Bells and whistles can be a problem when visualizing data. Edward Tufte, the grandfather of modern data viz, entreated us to remove any non-data ink. The idea is to focus on what matters — the story the data is telling us — without any unnecessary distractions.
Making visualizations look three-dimensional is almost always a distraction and a distortion. To make something look 3D, you have to use a technique called “foreshortening” which means that parts that are supposed to be perceived as closer in space are larger (see red slice of the pie in the image below), and parts that are supposed to be perceived as farther away are smaller (see green and blue slices). The angles represented on the 2D chart on the left, as you can see, are distorted on the 3D chart on the right, making it more difficult to judge the relative size of the slices.
Another way of creating the illusion of three dimensions is to obscure some objects with others to make it appear that one object is in front of another.
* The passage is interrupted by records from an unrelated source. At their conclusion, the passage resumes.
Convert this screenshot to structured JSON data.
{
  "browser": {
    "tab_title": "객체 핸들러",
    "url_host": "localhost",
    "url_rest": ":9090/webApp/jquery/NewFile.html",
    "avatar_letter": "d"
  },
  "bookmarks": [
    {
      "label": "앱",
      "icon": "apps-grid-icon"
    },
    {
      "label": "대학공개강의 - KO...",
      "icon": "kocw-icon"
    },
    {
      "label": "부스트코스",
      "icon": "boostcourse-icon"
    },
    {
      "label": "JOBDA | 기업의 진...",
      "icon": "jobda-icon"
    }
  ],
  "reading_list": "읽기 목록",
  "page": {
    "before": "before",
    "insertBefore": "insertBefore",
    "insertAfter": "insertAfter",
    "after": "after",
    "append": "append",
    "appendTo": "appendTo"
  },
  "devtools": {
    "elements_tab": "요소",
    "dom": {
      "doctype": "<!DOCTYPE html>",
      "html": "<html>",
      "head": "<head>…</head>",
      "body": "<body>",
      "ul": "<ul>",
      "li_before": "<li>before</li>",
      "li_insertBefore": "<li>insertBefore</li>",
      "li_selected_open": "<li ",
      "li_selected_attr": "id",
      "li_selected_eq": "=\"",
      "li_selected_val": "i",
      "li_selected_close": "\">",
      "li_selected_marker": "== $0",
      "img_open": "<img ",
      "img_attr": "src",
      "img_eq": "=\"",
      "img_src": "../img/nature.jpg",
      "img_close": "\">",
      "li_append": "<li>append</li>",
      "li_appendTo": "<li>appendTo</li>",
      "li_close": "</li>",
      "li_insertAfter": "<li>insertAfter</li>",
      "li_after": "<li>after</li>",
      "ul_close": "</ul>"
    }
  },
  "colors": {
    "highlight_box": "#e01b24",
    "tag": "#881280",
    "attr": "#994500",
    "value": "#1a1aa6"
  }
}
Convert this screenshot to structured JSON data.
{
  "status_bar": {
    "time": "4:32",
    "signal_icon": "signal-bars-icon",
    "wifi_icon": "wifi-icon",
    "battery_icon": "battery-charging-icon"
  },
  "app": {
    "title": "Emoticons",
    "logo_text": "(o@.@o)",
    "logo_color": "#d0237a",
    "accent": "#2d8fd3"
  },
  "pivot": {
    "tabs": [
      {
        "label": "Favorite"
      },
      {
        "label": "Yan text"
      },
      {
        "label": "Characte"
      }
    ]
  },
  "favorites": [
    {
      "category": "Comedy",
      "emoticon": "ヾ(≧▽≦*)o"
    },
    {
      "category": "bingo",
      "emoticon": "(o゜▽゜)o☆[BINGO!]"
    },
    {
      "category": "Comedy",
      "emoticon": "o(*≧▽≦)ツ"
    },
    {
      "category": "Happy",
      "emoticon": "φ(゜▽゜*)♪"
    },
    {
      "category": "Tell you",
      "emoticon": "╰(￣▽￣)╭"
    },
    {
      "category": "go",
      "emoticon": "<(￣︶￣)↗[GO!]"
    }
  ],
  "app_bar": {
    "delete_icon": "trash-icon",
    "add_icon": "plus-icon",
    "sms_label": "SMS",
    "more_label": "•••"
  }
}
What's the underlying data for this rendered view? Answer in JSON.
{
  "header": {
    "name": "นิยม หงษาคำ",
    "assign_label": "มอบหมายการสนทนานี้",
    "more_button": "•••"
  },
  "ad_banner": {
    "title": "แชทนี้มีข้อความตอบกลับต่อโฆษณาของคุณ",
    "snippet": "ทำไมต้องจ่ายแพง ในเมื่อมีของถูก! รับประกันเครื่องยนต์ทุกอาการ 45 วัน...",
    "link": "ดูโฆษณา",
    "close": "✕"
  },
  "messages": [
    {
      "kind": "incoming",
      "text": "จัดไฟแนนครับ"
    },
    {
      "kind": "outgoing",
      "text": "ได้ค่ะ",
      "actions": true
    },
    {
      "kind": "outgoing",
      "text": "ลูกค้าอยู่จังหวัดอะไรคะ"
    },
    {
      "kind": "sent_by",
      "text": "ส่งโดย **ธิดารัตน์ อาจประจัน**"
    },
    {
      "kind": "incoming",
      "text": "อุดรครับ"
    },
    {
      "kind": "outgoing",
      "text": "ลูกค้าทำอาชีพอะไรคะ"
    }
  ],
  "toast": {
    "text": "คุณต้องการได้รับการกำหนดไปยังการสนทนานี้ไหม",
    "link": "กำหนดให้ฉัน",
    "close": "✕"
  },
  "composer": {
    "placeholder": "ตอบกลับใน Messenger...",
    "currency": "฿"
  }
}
But, of course, this is a problem for accurate assessment in a data viz. For example, in the 3D bar chart below, the green bars for "C" are barely visible whereas the flat image shows the green bars clearly.
Is it ever a good idea to make data visualizations look 3D? Yes, but rarely. The rule is simple. Only use 3D visualizations for 3D spatial data such as a diagram showing airflow over a spacecraft. Otherwise keep it flat.
See other data tips in this series for more information on how to effectively visualize and make good use of your organization's data.